= Interface dataset entries =
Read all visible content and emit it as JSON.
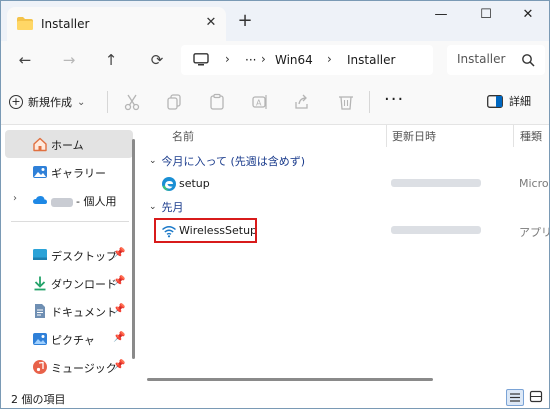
{
  "window": {
    "tab_title": "Installer",
    "close_tab_symbol": "✕",
    "new_tab_symbol": "+",
    "minimize_symbol": "—",
    "maximize_symbol": "☐",
    "close_symbol": "✕"
  },
  "address_bar": {
    "back_symbol": "←",
    "forward_symbol": "→",
    "up_symbol": "↑",
    "refresh_symbol": "⟳",
    "separator": "›",
    "ellipsis": "···",
    "crumbs": [
      "Win64",
      "Installer"
    ],
    "search_placeholder": "Installer"
  },
  "command_bar": {
    "new_label": "新規作成",
    "new_chevron": "⌄",
    "more_symbol": "···",
    "details_label": "詳細"
  },
  "sidebar": {
    "items": [
      {
        "label": "ホーム",
        "icon": "home-icon"
      },
      {
        "label": "ギャラリー",
        "icon": "gallery-icon"
      },
      {
        "label": "- 個人用",
        "icon": "onedrive-icon"
      },
      {
        "label": "デスクトップ",
        "icon": "desktop-icon"
      },
      {
        "label": "ダウンロード",
        "icon": "download-icon"
      },
      {
        "label": "ドキュメント",
        "icon": "documents-icon"
      },
      {
        "label": "ピクチャ",
        "icon": "pictures-icon"
      },
      {
        "label": "ミュージック",
        "icon": "music-icon"
      }
    ],
    "expander_symbol": "›",
    "pin_symbol": "📌"
  },
  "content": {
    "columns": {
      "name": "名前",
      "date": "更新日時",
      "type": "種類"
    },
    "groups": [
      {
        "label": "今月に入って (先週は含めず)",
        "files": [
          {
            "name": "setup",
            "type": "Micros",
            "icon": "edge-icon"
          }
        ]
      },
      {
        "label": "先月",
        "files": [
          {
            "name": "WirelessSetup",
            "type": "アプリケ",
            "icon": "wifi-icon"
          }
        ]
      }
    ],
    "group_chevron": "⌄",
    "sort_chevron": "⌃"
  },
  "status": {
    "item_count": "2 個の項目"
  },
  "colors": {
    "accent": "#0067c0",
    "highlight_border": "#d81b1b",
    "group_text": "#1a3b8c"
  }
}
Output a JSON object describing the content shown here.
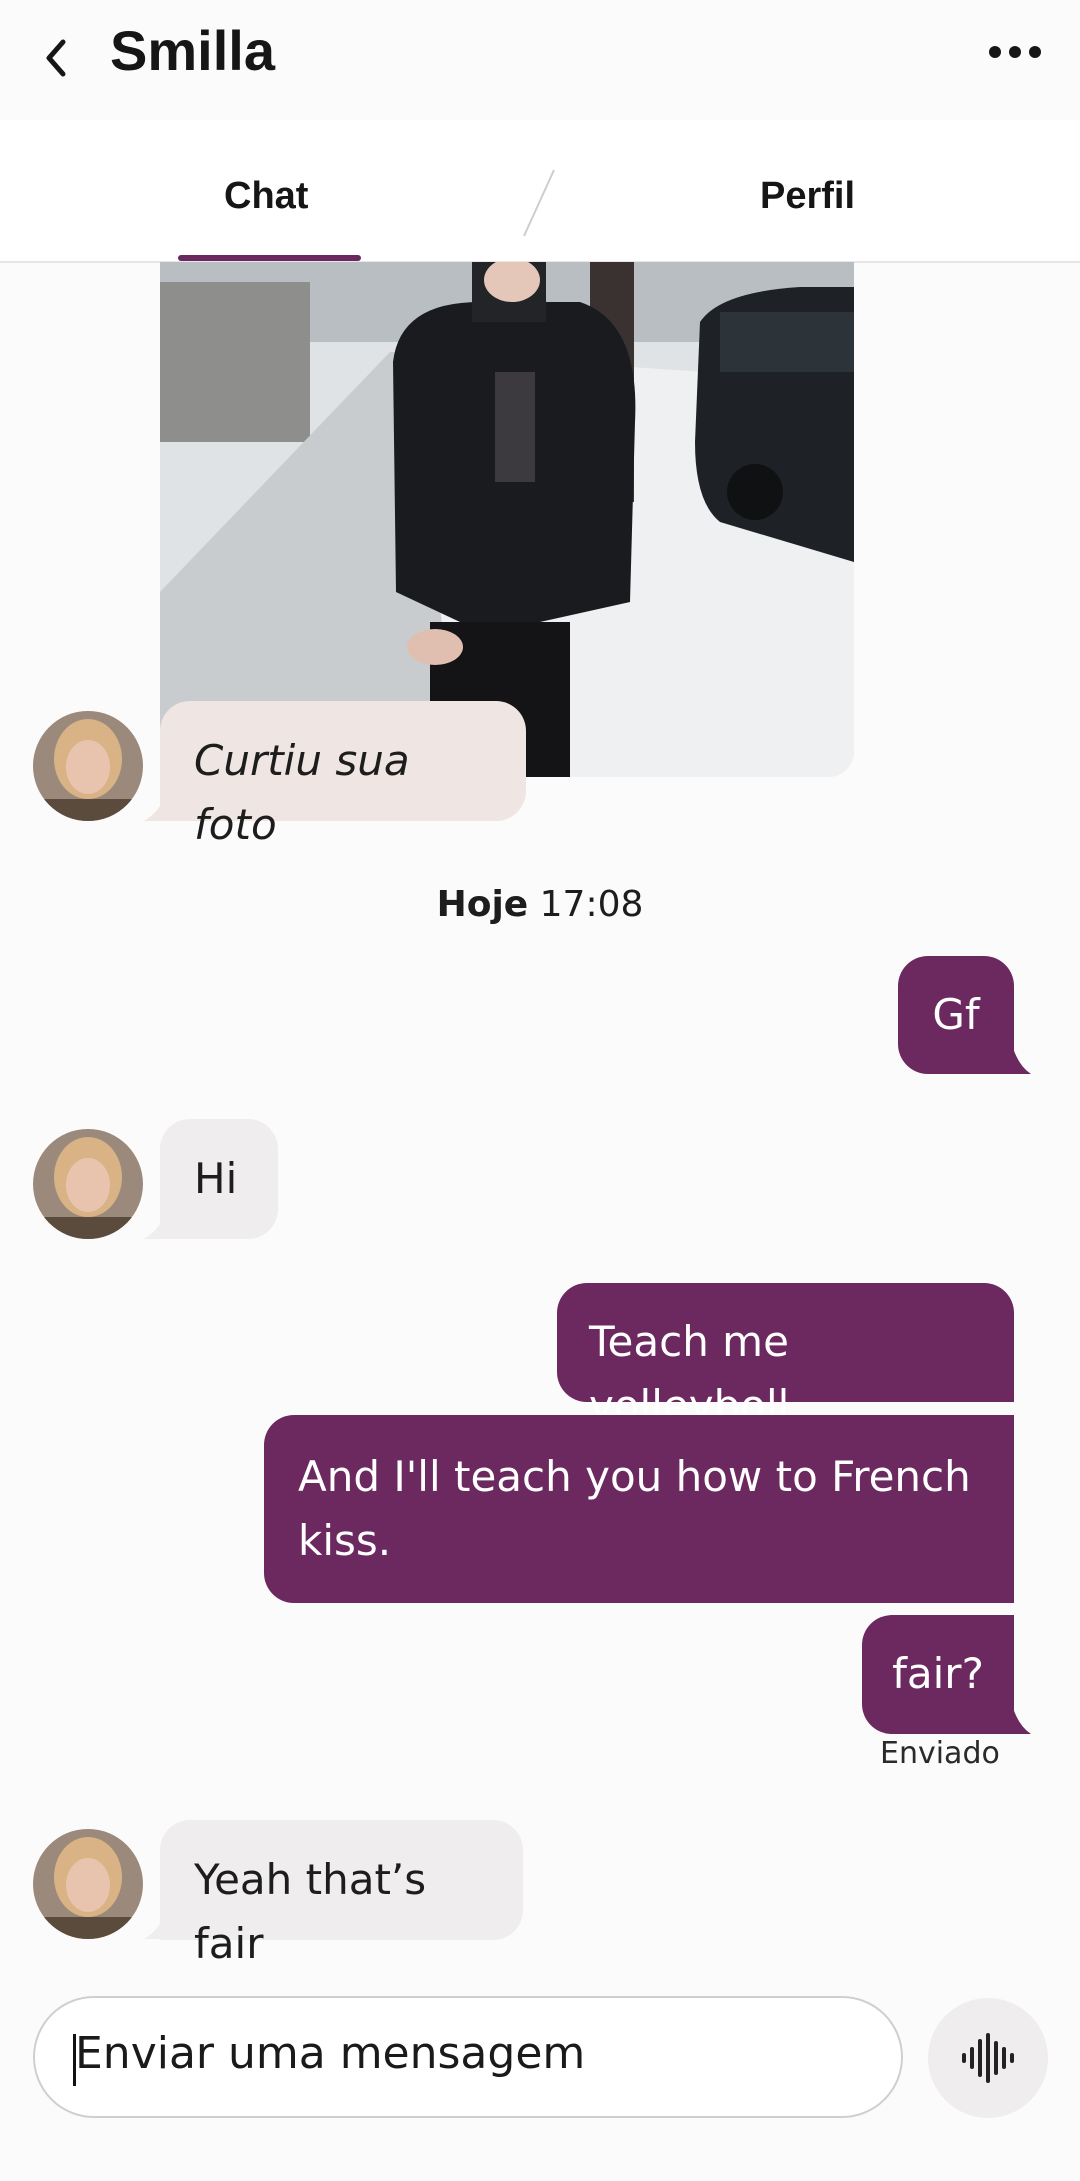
{
  "header": {
    "title": "Smilla",
    "back_icon": "chevron-left-icon",
    "more_icon": "more-horizontal-icon"
  },
  "tabs": [
    {
      "label": "Chat",
      "active": true
    },
    {
      "label": "Perfil",
      "active": false
    }
  ],
  "colors": {
    "accent": "#6b2960",
    "incoming_bubble": "#efeded",
    "like_bubble": "#efe5e2",
    "background": "#fcfbfb"
  },
  "messages": {
    "like_note": "Curtiu sua foto",
    "date_day": "Hoje",
    "date_time": "17:08",
    "out_1": "Gf",
    "in_1": "Hi",
    "out_2": "Teach me volleyboll",
    "out_3": "And I'll teach you how to French kiss.",
    "out_4": "fair?",
    "status": "Enviado",
    "in_2": "Yeah that’s fair"
  },
  "composer": {
    "placeholder": "Enviar uma mensagem",
    "voice_icon": "voice-waveform-icon"
  }
}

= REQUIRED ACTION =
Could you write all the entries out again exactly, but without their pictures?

= TASK RESULT =
Read all visible content and emit it as JSON.
{
  "window": {
    "tab_title": "Installer",
    "close_tab_symbol": "✕",
    "new_tab_symbol": "+",
    "minimize_symbol": "—",
    "maximize_symbol": "☐",
    "close_symbol": "✕"
  },
  "address_bar": {
    "back_symbol": "←",
    "forward_symbol": "→",
    "up_symbol": "↑",
    "refresh_symbol": "⟳",
    "separator": "›",
    "ellipsis": "···",
    "crumbs": [
      "Win64",
      "Installer"
    ],
    "search_placeholder": "Installer"
  },
  "command_bar": {
    "new_label": "新規作成",
    "new_chevron": "⌄",
    "more_symbol": "···",
    "details_label": "詳細"
  },
  "sidebar": {
    "items": [
      {
        "label": "ホーム",
        "icon": "home-icon"
      },
      {
        "label": "ギャラリー",
        "icon": "gallery-icon"
      },
      {
        "label": "- 個人用",
        "icon": "onedrive-icon"
      },
      {
        "label": "デスクトップ",
        "icon": "desktop-icon"
      },
      {
        "label": "ダウンロード",
        "icon": "download-icon"
      },
      {
        "label": "ドキュメント",
        "icon": "documents-icon"
      },
      {
        "label": "ピクチャ",
        "icon": "pictures-icon"
      },
      {
        "label": "ミュージック",
        "icon": "music-icon"
      }
    ],
    "expander_symbol": "›",
    "pin_symbol": "📌"
  },
  "content": {
    "columns": {
      "name": "名前",
      "date": "更新日時",
      "type": "種類"
    },
    "groups": [
      {
        "label": "今月に入って (先週は含めず)",
        "files": [
          {
            "name": "setup",
            "type": "Micros",
            "icon": "edge-icon"
          }
        ]
      },
      {
        "label": "先月",
        "files": [
          {
            "name": "WirelessSetup",
            "type": "アプリケ",
            "icon": "wifi-icon"
          }
        ]
      }
    ],
    "group_chevron": "⌄",
    "sort_chevron": "⌃"
  },
  "status": {
    "item_count": "2 個の項目"
  },
  "colors": {
    "accent": "#0067c0",
    "highlight_border": "#d81b1b",
    "group_text": "#1a3b8c"
  }
}
Output a JSON object describing the content shown here.
{
  "header": {
    "title": "Smilla",
    "back_icon": "chevron-left-icon",
    "more_icon": "more-horizontal-icon"
  },
  "tabs": [
    {
      "label": "Chat",
      "active": true
    },
    {
      "label": "Perfil",
      "active": false
    }
  ],
  "colors": {
    "accent": "#6b2960",
    "incoming_bubble": "#efeded",
    "like_bubble": "#efe5e2",
    "background": "#fcfbfb"
  },
  "messages": {
    "like_note": "Curtiu sua foto",
    "date_day": "Hoje",
    "date_time": "17:08",
    "out_1": "Gf",
    "in_1": "Hi",
    "out_2": "Teach me volleyboll",
    "out_3": "And I'll teach you how to French kiss.",
    "out_4": "fair?",
    "status": "Enviado",
    "in_2": "Yeah that’s fair"
  },
  "composer": {
    "placeholder": "Enviar uma mensagem",
    "voice_icon": "voice-waveform-icon"
  }
}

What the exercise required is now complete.